Spoon into 1-quart mold and seal tightly with plastic wrap. Refrigerate until firm, at least four hours or overnight. To serve, mix remaining mayonnaise with lemon juice. Unmold mousse and serve on curly kale, with lemon mayonnaise poured over the top. Serve with homemade Melba toast.

Thursday, November 6, 2014

Abraham Lincoln Chicken Fricassee

Despite the Civil War, Abraham Lincoln reportedly took his entertaining duties at the White House seriously, and if the only culinary records of his administration were the menus of his gala state banquets and balls, one could justifiably conclude , according to food historian Poppy Cannon, that he was "a gourmet to end gourmets, a connoisseur of exquisite sensitivity [and] a bon vivant supreme."

But nothing could be further from the truth. Not prone to eating breakfast every day, it has been said that he had an egg and biscuit only occasionally. Lunch was often only an apple with a glass of milk, and dinner could be entirely forgotten unless a tray of food was forced on him. “Abe can sit and think longer without food than any other person I have ever met,” Lincoln’s former law partner in Chicago wrote. And, shortly after his death, Lincoln’s sister-in-law recalled, “He loved nothing and ate mechanically. I have seen him sit down at the table and never unless recalled to his senses, would he think of food.”

But when Lincoln did turn his attention to food, he ate heartily and never lost a boyhood taste for Kentucky Corn Cakes, Gooseberry Cobbler, Rail Splitters, Gingerbread Cookies, and Corn Dodgers. And it has been said that one of the few entrees that would tempt Lincoln was Chicken Fricassee. According to A Treasury of White House Cooking by Francois Rysavy, Lincoln "liked the chicken cut up in small pieces, fried with seasonings of nutmeg and mace and served with a gravy made of the chicken drippings."

Although Abe's favorite recipe for Chicken Fricassee has surely been lost to posterity, you can try this more recent one for Tarragon Chicken Fricassee from Gourmet Magazine:

3 1/2 to 4 pounds chicken pieces with skin and bone
3/4 teaspoon salt
1/2 teaspoon black pepper
2 tablespoons vegetable oil
1/2 cup finely chopped shallots
1 garlic clove, finely chopped
1 Turkish or 1/2 California bay leaf
1/2 cup dry white wine
1 cup heavy cream
1/2 cup reduced-sodium chicken broth
1 1/2 tablespoons finely chopped fresh tarragon
1/4 teaspoon fresh lemon juice

Pat chicken dry and sprinkle all over with salt and pepper.
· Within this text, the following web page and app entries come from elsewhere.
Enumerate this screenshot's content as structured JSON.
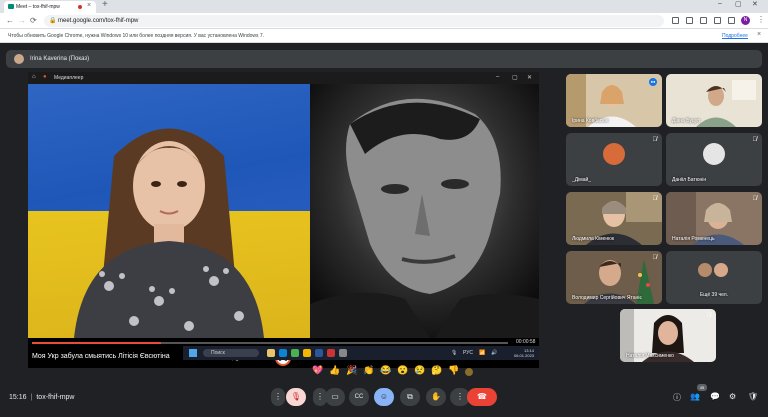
{
  "browser": {
    "tab_title": "Meet – tox-fhif-mpw",
    "tab_close": "×",
    "new_tab": "+",
    "url": "meet.google.com/tox-fhif-mpw",
    "profile_initial": "N",
    "window_controls": [
      "–",
      "▢",
      "✕"
    ],
    "nav": [
      "←",
      "→",
      "⟳"
    ]
  },
  "infobar": {
    "message": "Чтобы обновить Google Chrome, нужна Windows 10 или более поздняя версия. У вас установлена Windows 7.",
    "link": "Подробнее",
    "close": "×"
  },
  "presenter": {
    "name": "Irina Kaverina (Показ)"
  },
  "shared_screen": {
    "player_title": "Медиаплеер",
    "video_title": "Моя Укр забула смыятись Літісія Євсютіна",
    "progress": 0.27,
    "time": "00:00:58",
    "taskbar_search": "Поиск",
    "taskbar_lang": "РУС",
    "taskbar_time": "13:14",
    "taskbar_date": "06.01.2023"
  },
  "participants": [
    {
      "name": "Ірина Ковбасюк",
      "muted": false
    },
    {
      "name": "Діана Буцул",
      "muted": true
    },
    {
      "name": "_Дімай_",
      "muted": true
    },
    {
      "name": "Данііл Батюнін",
      "muted": true
    },
    {
      "name": "Людмила Кіменюк",
      "muted": true
    },
    {
      "name": "Наталія Роменець",
      "muted": true
    },
    {
      "name": "Володимир Сергійович Ятаніє",
      "muted": true
    },
    {
      "name": "Ещё 39 чел.",
      "muted": false
    },
    {
      "name": "Наталія Максименко",
      "muted": true
    }
  ],
  "reactions": [
    "💖",
    "👍",
    "🎉",
    "👏",
    "😂",
    "😮",
    "😢",
    "🤔",
    "👎"
  ],
  "bottom_bar": {
    "time": "15:16",
    "separator": "|",
    "meeting_code": "tox-fhif-mpw",
    "people_count": "45"
  },
  "icons": {
    "more": "⋮",
    "mic_off": "🎙",
    "camera": "▭",
    "captions": "CC",
    "react": "☺",
    "present": "⧉",
    "raise_hand": "✋",
    "hangup": "☎",
    "info": "ⓘ",
    "people": "👥",
    "chat": "💬",
    "activities": "⚙",
    "shield": "🛡"
  },
  "colors": {
    "meet_bg": "#202124",
    "tile_bg": "#3c4043",
    "hangup": "#ea4335",
    "accent": "#8ab4f8",
    "flag_blue": "#1f57b8",
    "flag_yellow": "#e8c41f"
  }
}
Heat oil in a 12-inch heavy skillet over moderately high heat until hot but not smoking, then sauté chicken in 2 batches, skin side down first, turning over once, until browned, 10 to 12 minutes total per batch. Transfer to a plate.

Pour off all but 2 tablespoons oil from skillet, then cook shallots, garlic, and bay leaf over moderate heat, stirring occasionally, until shallots are softened, about 2 minutes. Add wine and bring to a boil. Stir in cream, broth, and 1 tablespoon tarragon, then add chicken, skin side up, and simmer, covered, until just cooked through, 20 to 25 minutes. Transfer chicken with tongs to a platter and keep warm, loosely covered. If necessary, boil sauce until thickened slightly. Stir in lemon juice, remaining 1/2 tablespoon tarragon, and salt and pepper to taste. Discard bay leaf; pour sauce over chicken.